1.If you build this circuit with real equipment, how would you determine the resistance of the resistor? Use the ohmmeter after connecting the battery. Use the ohmmeter before connecting the battery. Measure the current and voltage, then use Ohm’s law Two of the above. C. You cannot use the ohm meter when there is power to the resistor and measuring the resistance without power will give a value that is less than when powered.

2.If you increase the voltage of the battery, how will the light bulb change?
It will be look brighter because the yellow lines are brighter and longer It will be less bright because the yellow lines are less bright and shorter There is no change because the bulb just uses the extra energy without changing brightness A More voltage means more energy so it will be brighter

3.If you increase the voltage of the battery, how will the electron display change?
The blue dots will get bigger to show more energy is being used The blue dots will move faster to show more energy is being used There is no change B you could just say V=IR and since no change in resistance current goes up, but you might want to discuss why the electron size isn’t used to indicate more energy.

4. If you build circuit A and then add a resistor as in circuit B, the light will
Look brighter Look less bright There will no change in brightness B more resistance means less current to bulb.

Resistors in Series and Parallel Circuits
Learning Goals: Students will be able to Discuss basic electricity relationships in series and parallel circuits Analyze the differences between real circuits and the simulated ones Build circuits from schematic drawings Use a multi-meter to take readings in circuits. Provide reasoning to explain the measurements in circuits. Trish Loeblein phet.colorado.edu

1. Which shows the correct way to use an ammeter?
B A B

2. Which resistor will have the greatest current?
50  10  They have the same current B

3. Which resistor will have the greatest current?
The top resistor The lower resistor They have the same current C

4. Which resistor will have the greatest voltage?
The top resistor The lower resistor They have the same voltage c

5. Which resistor will have the greatest voltage?
50  10  They have the same voltage C

6. Which resistor will have the greatest voltage?
50  10  They have the same voltage A

7. Which resistor will have the greatest current?
50  10  They have the same current C

8. Which resistor will have the greatest voltage?
The top resistor The lower resistor They have the same voltage C

9. Which resistor will have the greatest current?
The top resistor The lower resistor They have the same current C

10. What will happen if the voltage of the battery is increased to 25 volts?
The voltage across the resistor will increase The voltage across the resistor will decrease The voltage of the resistor does not change A

11. What will happen if the voltage of the battery is increased to 25 volts?
The current through the resistor will increase The current through the resistor will decrease The current of the resistor does not change A

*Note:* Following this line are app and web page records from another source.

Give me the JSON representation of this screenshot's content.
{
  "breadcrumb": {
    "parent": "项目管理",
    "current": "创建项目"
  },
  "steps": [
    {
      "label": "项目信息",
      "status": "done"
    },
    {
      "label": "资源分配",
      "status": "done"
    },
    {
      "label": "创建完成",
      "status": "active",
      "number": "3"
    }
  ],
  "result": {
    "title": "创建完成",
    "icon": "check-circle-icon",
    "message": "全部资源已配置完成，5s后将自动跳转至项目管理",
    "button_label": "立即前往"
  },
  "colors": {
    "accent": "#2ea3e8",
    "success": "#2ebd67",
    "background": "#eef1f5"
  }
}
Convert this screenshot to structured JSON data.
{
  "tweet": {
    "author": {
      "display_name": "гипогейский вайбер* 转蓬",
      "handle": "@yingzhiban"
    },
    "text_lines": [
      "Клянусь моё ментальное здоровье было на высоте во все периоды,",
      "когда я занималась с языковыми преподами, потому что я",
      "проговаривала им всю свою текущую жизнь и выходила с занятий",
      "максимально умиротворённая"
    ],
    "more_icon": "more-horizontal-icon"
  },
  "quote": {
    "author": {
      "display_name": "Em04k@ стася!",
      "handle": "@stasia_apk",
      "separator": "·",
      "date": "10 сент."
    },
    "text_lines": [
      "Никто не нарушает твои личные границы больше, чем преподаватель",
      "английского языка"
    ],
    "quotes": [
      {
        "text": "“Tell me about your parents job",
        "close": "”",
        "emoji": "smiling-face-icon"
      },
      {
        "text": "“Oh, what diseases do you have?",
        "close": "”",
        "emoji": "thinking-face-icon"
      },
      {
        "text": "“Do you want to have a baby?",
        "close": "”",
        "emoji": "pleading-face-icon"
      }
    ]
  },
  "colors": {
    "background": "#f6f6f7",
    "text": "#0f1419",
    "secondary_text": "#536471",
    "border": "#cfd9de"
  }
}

Learning Goals: Students will be able to:
Combo Circuit Lab Learning Goals: Students will be able to: Analyze the differences between real circuits and the ideal ones, Build circuits from schematic drawings, Use a multi-meter to take readings in circuits. Provide reasoning to explain the measurements in circuits. Trish Loeblein phet.colorado.edu

12. What is the total resistance in this circuit?
6.4  21  38  75  B [1/(30+40) + 1/45]^-1 =21

13. What is the total resistance in this circuit?
6.4  21  38  75  C. [1/(45+10) ]^ =38